— ABOUT THIS EXERCISE —
Which lines in the data below contain the word "text"? Copy each of them.

— SUPPLIED RECORDS —

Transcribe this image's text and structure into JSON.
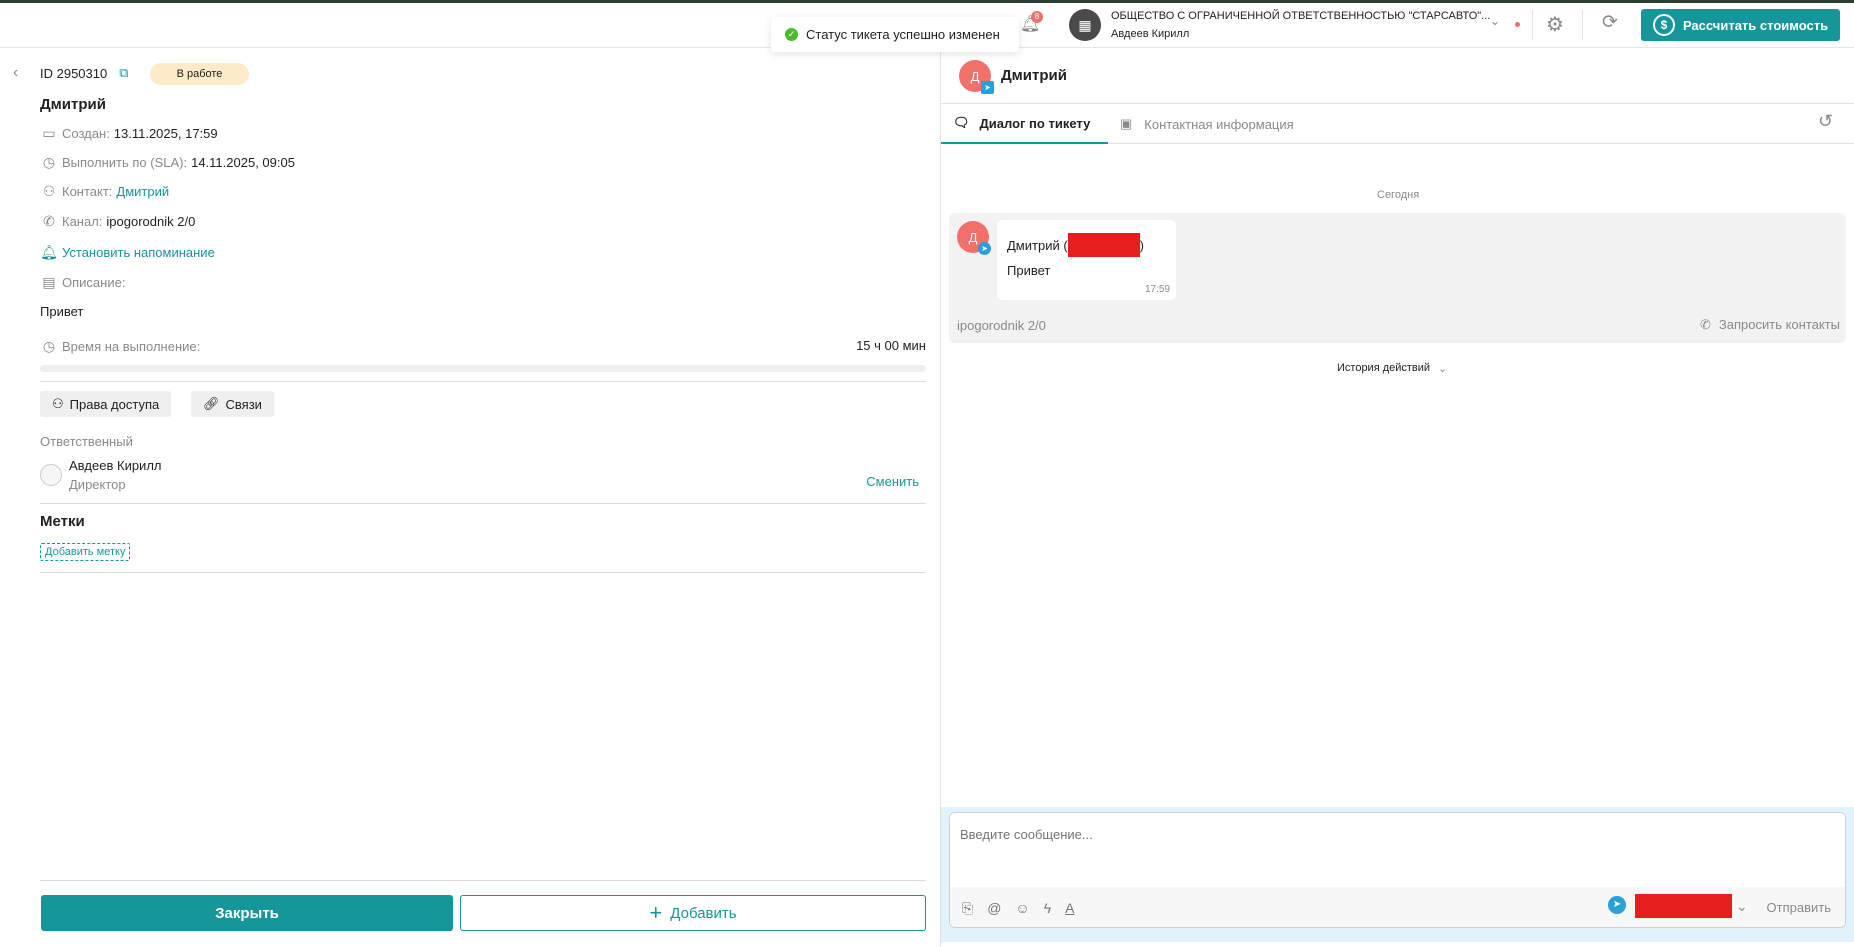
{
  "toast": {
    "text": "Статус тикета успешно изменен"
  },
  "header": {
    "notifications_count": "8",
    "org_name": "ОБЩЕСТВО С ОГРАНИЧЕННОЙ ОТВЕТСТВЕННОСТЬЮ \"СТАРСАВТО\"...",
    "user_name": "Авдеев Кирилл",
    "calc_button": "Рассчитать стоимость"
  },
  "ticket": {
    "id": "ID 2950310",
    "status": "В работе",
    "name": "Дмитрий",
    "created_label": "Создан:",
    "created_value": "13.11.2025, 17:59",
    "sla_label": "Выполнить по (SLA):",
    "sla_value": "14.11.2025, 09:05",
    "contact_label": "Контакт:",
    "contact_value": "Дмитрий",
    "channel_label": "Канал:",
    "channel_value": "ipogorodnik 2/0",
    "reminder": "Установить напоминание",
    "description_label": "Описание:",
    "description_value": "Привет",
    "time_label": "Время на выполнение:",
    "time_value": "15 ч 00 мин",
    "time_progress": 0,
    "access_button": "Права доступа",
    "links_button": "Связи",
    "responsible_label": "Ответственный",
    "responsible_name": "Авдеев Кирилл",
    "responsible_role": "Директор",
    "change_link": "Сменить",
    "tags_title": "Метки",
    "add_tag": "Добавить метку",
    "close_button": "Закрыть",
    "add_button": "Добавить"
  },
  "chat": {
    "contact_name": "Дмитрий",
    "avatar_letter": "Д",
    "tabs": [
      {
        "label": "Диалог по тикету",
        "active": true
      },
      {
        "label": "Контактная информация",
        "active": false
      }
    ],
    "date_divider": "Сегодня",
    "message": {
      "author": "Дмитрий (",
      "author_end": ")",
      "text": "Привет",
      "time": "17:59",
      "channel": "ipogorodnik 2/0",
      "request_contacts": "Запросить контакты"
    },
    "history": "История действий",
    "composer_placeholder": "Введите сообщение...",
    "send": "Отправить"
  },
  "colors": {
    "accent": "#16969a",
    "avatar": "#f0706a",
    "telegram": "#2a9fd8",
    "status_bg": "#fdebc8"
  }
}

— ANSWER TO THIS EXERCISE —
Transcribe this image's text and structure into JSON.
    "text": "Статус тикета успешно изменен"
      "text": "Привет",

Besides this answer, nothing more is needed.